TASK TO CARRY OUT =>
Go through the records below and set each one down exactly, leaving out any pictures.

GIVEN INFORMATION =>

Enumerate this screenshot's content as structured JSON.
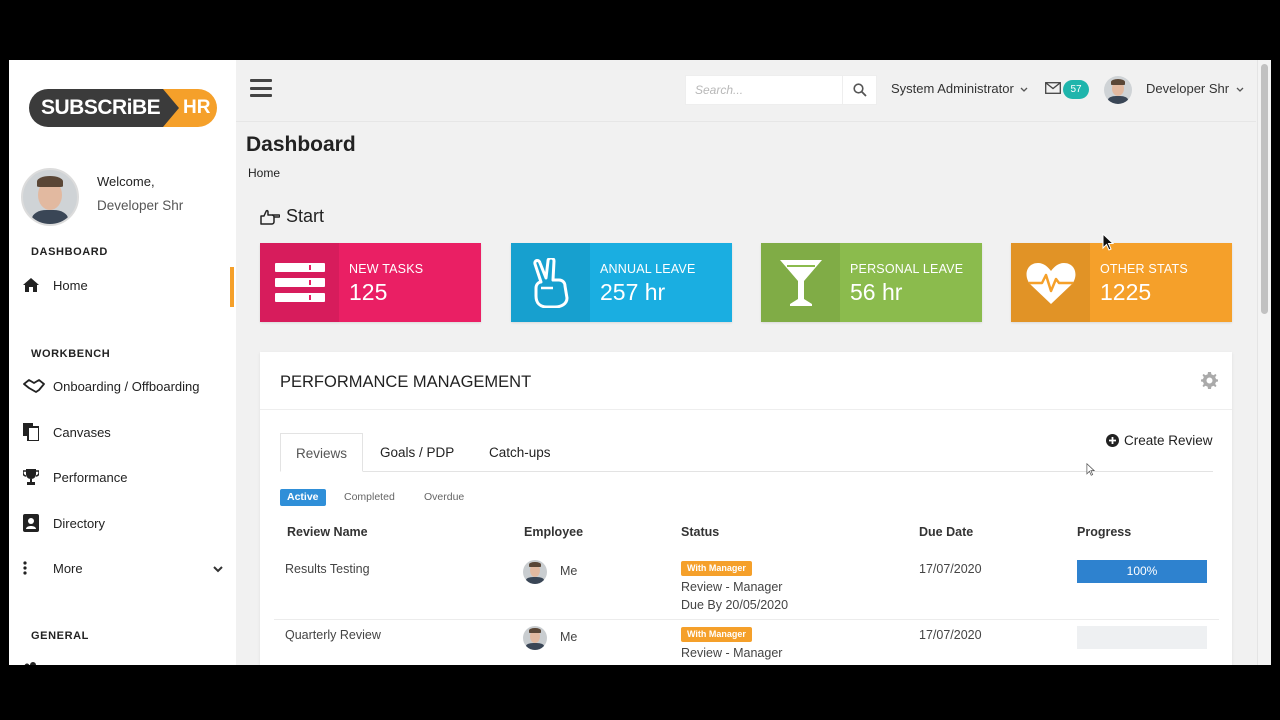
{
  "brand": {
    "part1": "SUBSCRiBE",
    "part2": "HR"
  },
  "sidebar": {
    "welcome": "Welcome,",
    "user_name": "Developer Shr",
    "sections": {
      "dashboard": "DASHBOARD",
      "workbench": "WORKBENCH",
      "general": "GENERAL"
    },
    "items": [
      {
        "label": "Home",
        "icon": "home-icon"
      },
      {
        "label": "Onboarding / Offboarding",
        "icon": "handshake-icon"
      },
      {
        "label": "Canvases",
        "icon": "copy-icon"
      },
      {
        "label": "Performance",
        "icon": "trophy-icon"
      },
      {
        "label": "Directory",
        "icon": "contact-card-icon"
      },
      {
        "label": "More",
        "icon": "vertical-dots-icon"
      }
    ]
  },
  "topbar": {
    "search_placeholder": "Search...",
    "role_menu": "System Administrator",
    "mail_count": "57",
    "user_menu": "Developer Shr"
  },
  "page": {
    "title": "Dashboard",
    "breadcrumb": "Home",
    "start": "Start"
  },
  "stats": [
    {
      "label": "NEW TASKS",
      "value": "125",
      "color": "#ea1f64",
      "icon": "list-icon"
    },
    {
      "label": "ANNUAL LEAVE",
      "value": "257 hr",
      "color": "#1aaee1",
      "icon": "peace-hand-icon"
    },
    {
      "label": "PERSONAL LEAVE",
      "value": "56 hr",
      "color": "#8bbb4d",
      "icon": "cocktail-icon"
    },
    {
      "label": "OTHER STATS",
      "value": "1225",
      "color": "#f5a02a",
      "icon": "heartbeat-icon"
    }
  ],
  "performance": {
    "title": "PERFORMANCE MANAGEMENT",
    "create_label": "Create Review",
    "tabs": [
      "Reviews",
      "Goals / PDP",
      "Catch-ups"
    ],
    "filters": [
      "Active",
      "Completed",
      "Overdue"
    ],
    "columns": [
      "Review Name",
      "Employee",
      "Status",
      "Due Date",
      "Progress"
    ],
    "rows": [
      {
        "name": "Results Testing",
        "employee": "Me",
        "badge": "With Manager",
        "status_line1": "Review - Manager",
        "status_line2": "Due By 20/05/2020",
        "due": "17/07/2020",
        "progress_label": "100%",
        "progress": 1.0
      },
      {
        "name": "Quarterly Review",
        "employee": "Me",
        "badge": "With Manager",
        "status_line1": "Review - Manager",
        "status_line2": "",
        "due": "17/07/2020",
        "progress_label": "",
        "progress": 0
      }
    ]
  }
}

EXERCISE SOLUTION =>
Enumerate this screenshot's content as structured JSON.
{
  "brand": {
    "part1": "SUBSCRiBE",
    "part2": "HR"
  },
  "sidebar": {
    "welcome": "Welcome,",
    "user_name": "Developer Shr",
    "sections": {
      "dashboard": "DASHBOARD",
      "workbench": "WORKBENCH",
      "general": "GENERAL"
    },
    "items": [
      {
        "label": "Home",
        "icon": "home-icon"
      },
      {
        "label": "Onboarding / Offboarding",
        "icon": "handshake-icon"
      },
      {
        "label": "Canvases",
        "icon": "copy-icon"
      },
      {
        "label": "Performance",
        "icon": "trophy-icon"
      },
      {
        "label": "Directory",
        "icon": "contact-card-icon"
      },
      {
        "label": "More",
        "icon": "vertical-dots-icon"
      }
    ]
  },
  "topbar": {
    "search_placeholder": "Search...",
    "role_menu": "System Administrator",
    "mail_count": "57",
    "user_menu": "Developer Shr"
  },
  "page": {
    "title": "Dashboard",
    "breadcrumb": "Home",
    "start": "Start"
  },
  "stats": [
    {
      "label": "NEW TASKS",
      "value": "125",
      "color": "#ea1f64",
      "icon": "list-icon"
    },
    {
      "label": "ANNUAL LEAVE",
      "value": "257 hr",
      "color": "#1aaee1",
      "icon": "peace-hand-icon"
    },
    {
      "label": "PERSONAL LEAVE",
      "value": "56 hr",
      "color": "#8bbb4d",
      "icon": "cocktail-icon"
    },
    {
      "label": "OTHER STATS",
      "value": "1225",
      "color": "#f5a02a",
      "icon": "heartbeat-icon"
    }
  ],
  "performance": {
    "title": "PERFORMANCE MANAGEMENT",
    "create_label": "Create Review",
    "tabs": [
      "Reviews",
      "Goals / PDP",
      "Catch-ups"
    ],
    "filters": [
      "Active",
      "Completed",
      "Overdue"
    ],
    "columns": [
      "Review Name",
      "Employee",
      "Status",
      "Due Date",
      "Progress"
    ],
    "rows": [
      {
        "name": "Results Testing",
        "employee": "Me",
        "badge": "With Manager",
        "status_line1": "Review - Manager",
        "status_line2": "Due By 20/05/2020",
        "due": "17/07/2020",
        "progress_label": "100%",
        "progress": 1.0
      },
      {
        "name": "Quarterly Review",
        "employee": "Me",
        "badge": "With Manager",
        "status_line1": "Review - Manager",
        "status_line2": "",
        "due": "17/07/2020",
        "progress_label": "",
        "progress": 0
      }
    ]
  }
}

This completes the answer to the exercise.